Thursday, May 1, 2014

Beth's famous pie crust

It's as good as it looks, yeah.

Nobody — and I mean nobody — makes a pie crust like Beth, Queen of Bakers. Nobody that I've met, anyway. And I've met a few. There's a reason why people are always asking for her recipe. I'd ask for it myself if I didn't have my friend Beth around to make it for me every once in a while.

Just look at this thing! Is it the most gorgeous pie that you have ever laid eyes on or what? Inside there is ground pork and beef and lamb and lots of spices. A wonderful filling, to be sure, made expertly by my closest associate. But let's not kid ourselves. In the matter of pies, be they savory or sweet or anywhere in between, Crust Rules! We don't call our Bethie "Queen" for nothing.

So swell a pal is she that, whenever I am in the vicinity on pie-baking days, Beth makes sure to prepare plenty of extra dough for use in other things. My favorite extra has to be her empanadas, the tastiest, flakiest ones on this Earth.
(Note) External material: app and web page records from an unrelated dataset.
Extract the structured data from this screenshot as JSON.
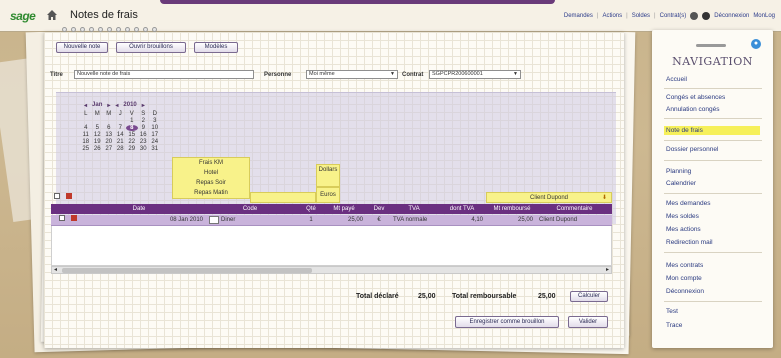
{
  "app": {
    "logo": "sage",
    "title": "Notes de frais"
  },
  "topnav": {
    "items": [
      "Demandes",
      "Actions",
      "Soldes",
      "Contrat(s)"
    ],
    "logout": "Déconnexion",
    "user": "MonLog"
  },
  "toolbar": {
    "new_note": "Nouvelle note",
    "open_draft": "Ouvrir brouillons",
    "models": "Modèles"
  },
  "form": {
    "title_label": "Titre",
    "title_value": "Nouvelle note de frais",
    "person_label": "Personne",
    "person_value": "Moi même",
    "contract_label": "Contrat",
    "contract_value": "SGPCPR200600001"
  },
  "calendar": {
    "month": "Jan",
    "year": "2010",
    "nav_prev": "◂",
    "nav_next": "▸",
    "day_headers": [
      "L",
      "M",
      "M",
      "J",
      "V",
      "S",
      "D"
    ],
    "weeks": [
      [
        "",
        "",
        "",
        "",
        "1",
        "2",
        "3"
      ],
      [
        "4",
        "5",
        "6",
        "7",
        "8",
        "9",
        "10"
      ],
      [
        "11",
        "12",
        "13",
        "14",
        "15",
        "16",
        "17"
      ],
      [
        "18",
        "19",
        "20",
        "21",
        "22",
        "23",
        "24"
      ],
      [
        "25",
        "26",
        "27",
        "28",
        "29",
        "30",
        "31"
      ]
    ],
    "selected": "8"
  },
  "code_dropdown": {
    "options": [
      "Frais KM",
      "Hotel",
      "Repas Soir",
      "Repas Matin"
    ]
  },
  "currency_dropdown": {
    "options": [
      "Dollars",
      "Euros"
    ]
  },
  "comment_dropdown": {
    "value": "Client Dupond"
  },
  "table": {
    "columns": [
      "Date",
      "Code",
      "Qté",
      "Mt payé",
      "Dev",
      "TVA",
      "dont TVA",
      "Mt remboursé",
      "Commentaire"
    ],
    "rows": [
      {
        "date": "08 Jan 2010",
        "code": "Diner",
        "qty": "1",
        "paid": "25,00",
        "dev": "€",
        "tva": "TVA normale",
        "vat_amount": "4,10",
        "refund": "25,00",
        "comment": "Client Dupond"
      }
    ]
  },
  "totals": {
    "declared_label": "Total déclaré",
    "declared_value": "25,00",
    "refund_label": "Total remboursable",
    "refund_value": "25,00",
    "calc_button": "Calculer"
  },
  "actions": {
    "save_draft": "Enregistrer comme brouillon",
    "validate": "Valider"
  },
  "navigation": {
    "title": "NAVIGATION",
    "groups": [
      [
        "Accueil"
      ],
      [
        "Congés et absences",
        "Annulation congés"
      ],
      [
        "Note de frais"
      ],
      [
        "Dossier personnel"
      ],
      [
        "Planning",
        "Calendrier"
      ],
      [
        "Mes demandes",
        "Mes soldes",
        "Mes actions",
        "Redirection mail"
      ],
      [
        "Mes contrats",
        "Mon compte",
        "Déconnexion"
      ],
      [
        "Test",
        "Trace"
      ]
    ],
    "active": "Note de frais"
  },
  "colors": {
    "accent_purple": "#6a2f80",
    "highlight_yellow": "#f6f05a",
    "row_lavender": "#c9b3db",
    "link_blue": "#2a3a80"
  }
}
Every year she and her no-good companion Tom spend a week visiting. Lots of cooking goes on at the house, contributing to a dizzying variety of leftovers. Perfect fillings for perfect half-moon-shaped pastries. Beth freezes them for me, to enjoy after she has gone. I love this woman.

I emailed Beth a couple days back to tell her that I might be down for a visit soon. When the subject of food came up, as it so often does, I asked if she would mind sharing her recipe here. She said that would be okay.

Lucky for you.

Beth's Famous Pie Crust
Yields one 9-inch crust

1 ¼ cup all purpose flour (I prefer King Arthur)
¼ tsp salt
¼ tsp baking powder
1 tbsp buttermilk powder (optional, but I prefer using it)
6 tbsp unsalted butter, cut into small pieces and chilled in the freezer to make it super cold
4 tbsp rendered leaf lard, cut into small pieces and chilled (also in the freezer)
3-5 tbsp cold water with 1 tsp chilled cider vinegar added (Note: mix and chill a little extra in case you need more; chill these in the freezer also)

In a large bowl combine until evenly distributed: flour, salt, baking powder, and buttermilk powder (if using).

With a pastry cutter, cut in half of the shortening into the flour mix; then cut in the other half. The dough should look like clumpy sand. From this point on, it's very important to handle the dough gently to avoid winding up with a tough crust.

Add the chilled water/vinegar one tbsp. at a time, mixing very gently with a fork.

When mixture will hold together into a ball (but is not wet) it is done.

Gather it into a ball, wrap in plastic wrap and flatten into a disk.

Chill before rolling out and preparing the pie of your choice.

When pie is finished, make sure to give a little taste to my friend Meatball. He loves the stuff.


Claudia said...

Now that's worth of chowing down without any filling! How to find buttermilk powder.... in Minnesota....

Dan in Winter Harbor said...

Yes, lard and butter. Now the secret is out! If only someone could sweet talk a certain associate for the filling recipe! Nah, the sweet talker would be identified as such before the first sentence emanated off his silver tongue.

Buttermilk powder can be obtained from the KAF website at:

Charlene Ann Baumbich said...

If this tastes half as good as it looks, I'm all in. BTW, shared it with my FB folks. THANK YOU, Beth and Mr. Meatball.

Unknown said...

Do you vary this at all when used with a sweet filling?

Mister Meatball said...

From Beth:
Not usually, I like the contrast of the savory crust to the sweet filling. But once in a while, if a specific pie recipe calls for sugar in the crust or an all butter crust, I will give it a try for a change of pace.